[Excerpted records Boundary: Start]

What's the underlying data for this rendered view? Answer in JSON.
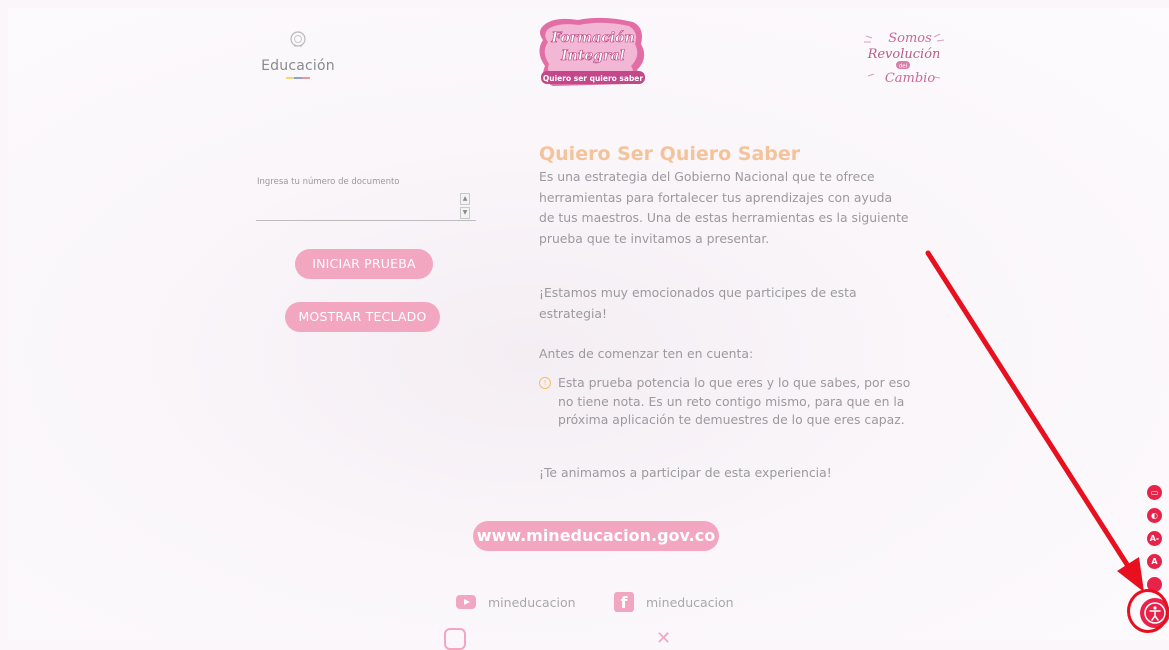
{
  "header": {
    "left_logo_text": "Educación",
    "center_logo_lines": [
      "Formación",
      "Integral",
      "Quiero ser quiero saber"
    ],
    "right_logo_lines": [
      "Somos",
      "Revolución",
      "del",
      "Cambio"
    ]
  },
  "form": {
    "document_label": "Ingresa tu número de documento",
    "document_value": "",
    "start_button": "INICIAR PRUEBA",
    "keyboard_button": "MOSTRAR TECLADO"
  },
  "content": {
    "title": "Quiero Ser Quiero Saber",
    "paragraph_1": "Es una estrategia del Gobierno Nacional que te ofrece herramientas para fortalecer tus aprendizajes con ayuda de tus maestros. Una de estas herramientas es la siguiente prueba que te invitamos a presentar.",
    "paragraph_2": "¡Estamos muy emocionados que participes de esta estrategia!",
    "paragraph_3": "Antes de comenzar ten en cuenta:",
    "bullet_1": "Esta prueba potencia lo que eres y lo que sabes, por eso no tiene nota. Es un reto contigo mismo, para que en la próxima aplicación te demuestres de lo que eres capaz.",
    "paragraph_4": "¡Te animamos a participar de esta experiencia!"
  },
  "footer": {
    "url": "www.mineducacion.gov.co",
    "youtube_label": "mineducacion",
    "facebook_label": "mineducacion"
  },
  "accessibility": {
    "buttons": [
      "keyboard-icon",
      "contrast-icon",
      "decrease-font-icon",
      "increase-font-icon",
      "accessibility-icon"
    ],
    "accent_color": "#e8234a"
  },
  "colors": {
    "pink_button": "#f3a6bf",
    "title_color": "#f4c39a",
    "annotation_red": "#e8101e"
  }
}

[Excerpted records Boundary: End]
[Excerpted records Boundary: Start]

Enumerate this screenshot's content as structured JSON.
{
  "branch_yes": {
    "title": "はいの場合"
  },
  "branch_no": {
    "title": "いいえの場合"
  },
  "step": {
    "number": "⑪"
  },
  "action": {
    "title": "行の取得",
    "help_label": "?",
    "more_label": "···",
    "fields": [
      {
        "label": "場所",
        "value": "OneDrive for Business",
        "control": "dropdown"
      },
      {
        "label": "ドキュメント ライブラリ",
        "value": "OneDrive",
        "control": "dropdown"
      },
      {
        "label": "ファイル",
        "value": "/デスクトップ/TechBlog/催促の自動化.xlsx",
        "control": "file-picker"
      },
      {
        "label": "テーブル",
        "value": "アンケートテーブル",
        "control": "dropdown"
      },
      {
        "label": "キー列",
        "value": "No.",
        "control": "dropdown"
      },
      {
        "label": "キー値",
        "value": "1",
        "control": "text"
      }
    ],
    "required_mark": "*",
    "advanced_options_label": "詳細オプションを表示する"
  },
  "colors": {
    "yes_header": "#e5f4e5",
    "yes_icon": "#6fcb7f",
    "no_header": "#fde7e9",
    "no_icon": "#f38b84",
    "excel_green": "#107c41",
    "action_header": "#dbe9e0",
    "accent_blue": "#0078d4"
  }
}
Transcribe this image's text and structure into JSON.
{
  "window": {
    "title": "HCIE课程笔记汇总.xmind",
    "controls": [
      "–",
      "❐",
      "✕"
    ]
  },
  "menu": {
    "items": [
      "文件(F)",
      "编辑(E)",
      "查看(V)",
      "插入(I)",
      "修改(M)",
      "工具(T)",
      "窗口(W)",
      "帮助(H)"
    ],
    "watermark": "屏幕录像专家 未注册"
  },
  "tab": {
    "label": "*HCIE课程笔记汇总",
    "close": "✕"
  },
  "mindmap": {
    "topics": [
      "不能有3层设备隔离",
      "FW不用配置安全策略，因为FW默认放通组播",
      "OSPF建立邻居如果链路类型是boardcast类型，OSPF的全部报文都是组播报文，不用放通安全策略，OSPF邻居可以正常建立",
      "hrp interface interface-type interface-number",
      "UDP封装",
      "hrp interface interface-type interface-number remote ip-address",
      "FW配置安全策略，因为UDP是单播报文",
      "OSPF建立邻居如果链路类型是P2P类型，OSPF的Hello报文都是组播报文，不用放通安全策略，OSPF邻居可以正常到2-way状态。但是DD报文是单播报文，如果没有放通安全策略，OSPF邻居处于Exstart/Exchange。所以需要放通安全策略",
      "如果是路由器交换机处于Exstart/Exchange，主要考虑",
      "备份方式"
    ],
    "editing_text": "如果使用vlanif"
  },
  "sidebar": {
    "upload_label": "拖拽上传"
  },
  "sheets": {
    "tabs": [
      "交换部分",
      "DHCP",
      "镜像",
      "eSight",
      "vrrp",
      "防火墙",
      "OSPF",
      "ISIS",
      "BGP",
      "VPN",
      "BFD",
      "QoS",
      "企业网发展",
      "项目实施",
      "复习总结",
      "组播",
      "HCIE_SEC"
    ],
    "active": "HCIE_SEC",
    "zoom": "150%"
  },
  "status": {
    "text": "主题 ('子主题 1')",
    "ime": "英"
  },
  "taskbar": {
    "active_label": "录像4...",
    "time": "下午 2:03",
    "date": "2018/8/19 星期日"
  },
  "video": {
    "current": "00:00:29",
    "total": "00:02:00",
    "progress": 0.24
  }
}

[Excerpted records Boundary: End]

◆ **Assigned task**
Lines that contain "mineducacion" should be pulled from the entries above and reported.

◆ **Completed exercise**
    "url": "www.mineducacion.gov.co",
    "youtube_label": "mineducacion",
    "facebook_label": "mineducacion"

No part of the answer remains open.